To be fair… we were warned…. multiple times…by all of our professors, advisors, and older students…“Be prepared not to sleep” and “You’re going to work harder than you’ve ever worked before.”
Yet we eagerly dove into the seminar, enthusiastically meeting our new colleagues and forming our case study teams. What followed was ten days of unremitting learning. Nights were spent continuously working and re-working angles of the case study.
Our days, however, were spent being lectured by some of the retail industry’s most influential and accomplished players.
I won’t lie; it felt a bit like a commercial…
Metro Card. $2.50.
Morning double latte. $4.50…
Asking advice from Anna Bakst, who launched Michael Kors Footwear and Accessories and built it into a multi-billion dollar business…Priceless.
While I’m sure she could have easily picked twice as many speakers, Pamela Ellsworth, Chair of GFM, assembled a group of experts who covered the entire span of the retail horizon.
Kevin Ryan – founder of Gilt Groupe – walked us through how he launched the luxury flash sale site. He challenged us to ask, “Why will people use this product,” at every point in product development. He also reminded us that while ideas are great, “The idea is only moderately important. Execution is everything.”
We learned how securing private equity is like dating; how manufacturers are positioned to become direct conduits to retail; and in this day and age every company is a tech company.
All of the speakers pushed us to expand our understanding of the retail experience.

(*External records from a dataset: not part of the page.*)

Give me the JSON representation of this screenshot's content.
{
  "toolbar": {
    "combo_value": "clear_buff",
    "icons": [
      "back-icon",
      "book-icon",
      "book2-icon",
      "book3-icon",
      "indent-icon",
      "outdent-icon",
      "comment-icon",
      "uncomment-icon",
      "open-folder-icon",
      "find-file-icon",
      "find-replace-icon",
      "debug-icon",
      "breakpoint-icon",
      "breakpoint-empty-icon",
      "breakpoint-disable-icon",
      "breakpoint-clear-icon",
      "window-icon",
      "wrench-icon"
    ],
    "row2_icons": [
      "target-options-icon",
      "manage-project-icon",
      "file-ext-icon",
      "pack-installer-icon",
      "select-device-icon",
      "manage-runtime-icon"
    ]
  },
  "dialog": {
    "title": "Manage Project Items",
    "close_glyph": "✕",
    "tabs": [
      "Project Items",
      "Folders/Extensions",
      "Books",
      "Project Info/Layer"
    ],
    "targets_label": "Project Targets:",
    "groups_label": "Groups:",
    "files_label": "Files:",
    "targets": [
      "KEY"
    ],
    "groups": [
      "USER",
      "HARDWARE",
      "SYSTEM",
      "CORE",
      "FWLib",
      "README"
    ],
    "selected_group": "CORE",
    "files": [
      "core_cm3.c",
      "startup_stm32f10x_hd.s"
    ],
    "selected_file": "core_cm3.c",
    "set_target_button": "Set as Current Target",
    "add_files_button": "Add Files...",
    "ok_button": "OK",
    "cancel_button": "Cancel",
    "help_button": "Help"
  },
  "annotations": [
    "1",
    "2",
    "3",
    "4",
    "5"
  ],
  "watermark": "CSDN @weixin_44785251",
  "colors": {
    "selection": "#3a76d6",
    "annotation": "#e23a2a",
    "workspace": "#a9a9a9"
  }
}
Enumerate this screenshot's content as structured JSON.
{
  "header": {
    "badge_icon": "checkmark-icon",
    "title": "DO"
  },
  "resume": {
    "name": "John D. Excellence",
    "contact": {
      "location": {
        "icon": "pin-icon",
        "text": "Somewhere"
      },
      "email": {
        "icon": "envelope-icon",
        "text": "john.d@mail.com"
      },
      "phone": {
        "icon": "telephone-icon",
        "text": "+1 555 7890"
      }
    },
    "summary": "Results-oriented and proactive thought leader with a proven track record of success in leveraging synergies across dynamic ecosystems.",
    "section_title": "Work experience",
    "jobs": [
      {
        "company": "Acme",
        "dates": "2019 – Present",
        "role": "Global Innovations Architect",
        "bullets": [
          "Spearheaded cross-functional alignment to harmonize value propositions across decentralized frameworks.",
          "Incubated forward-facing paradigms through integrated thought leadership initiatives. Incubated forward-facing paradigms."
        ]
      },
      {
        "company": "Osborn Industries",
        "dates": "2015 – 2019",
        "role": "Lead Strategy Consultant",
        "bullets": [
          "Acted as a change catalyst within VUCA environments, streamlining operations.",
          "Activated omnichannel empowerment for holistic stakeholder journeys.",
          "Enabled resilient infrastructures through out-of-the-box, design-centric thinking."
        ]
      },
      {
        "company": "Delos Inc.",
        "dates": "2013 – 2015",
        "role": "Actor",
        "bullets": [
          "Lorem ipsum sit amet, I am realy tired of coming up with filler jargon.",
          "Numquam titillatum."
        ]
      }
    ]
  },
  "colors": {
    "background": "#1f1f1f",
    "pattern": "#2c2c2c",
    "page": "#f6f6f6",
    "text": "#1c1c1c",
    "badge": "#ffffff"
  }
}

Today’s consumer is more global, more tech savvy, more environmentally conscious and more demanding than ever before. To keep up, we need to be constantly aware of what is happening around the world. Luckily, all I have to do to keep up is Skype with any of my case study teammates in Paris, Casablanca, Geneva, or Hong Kong.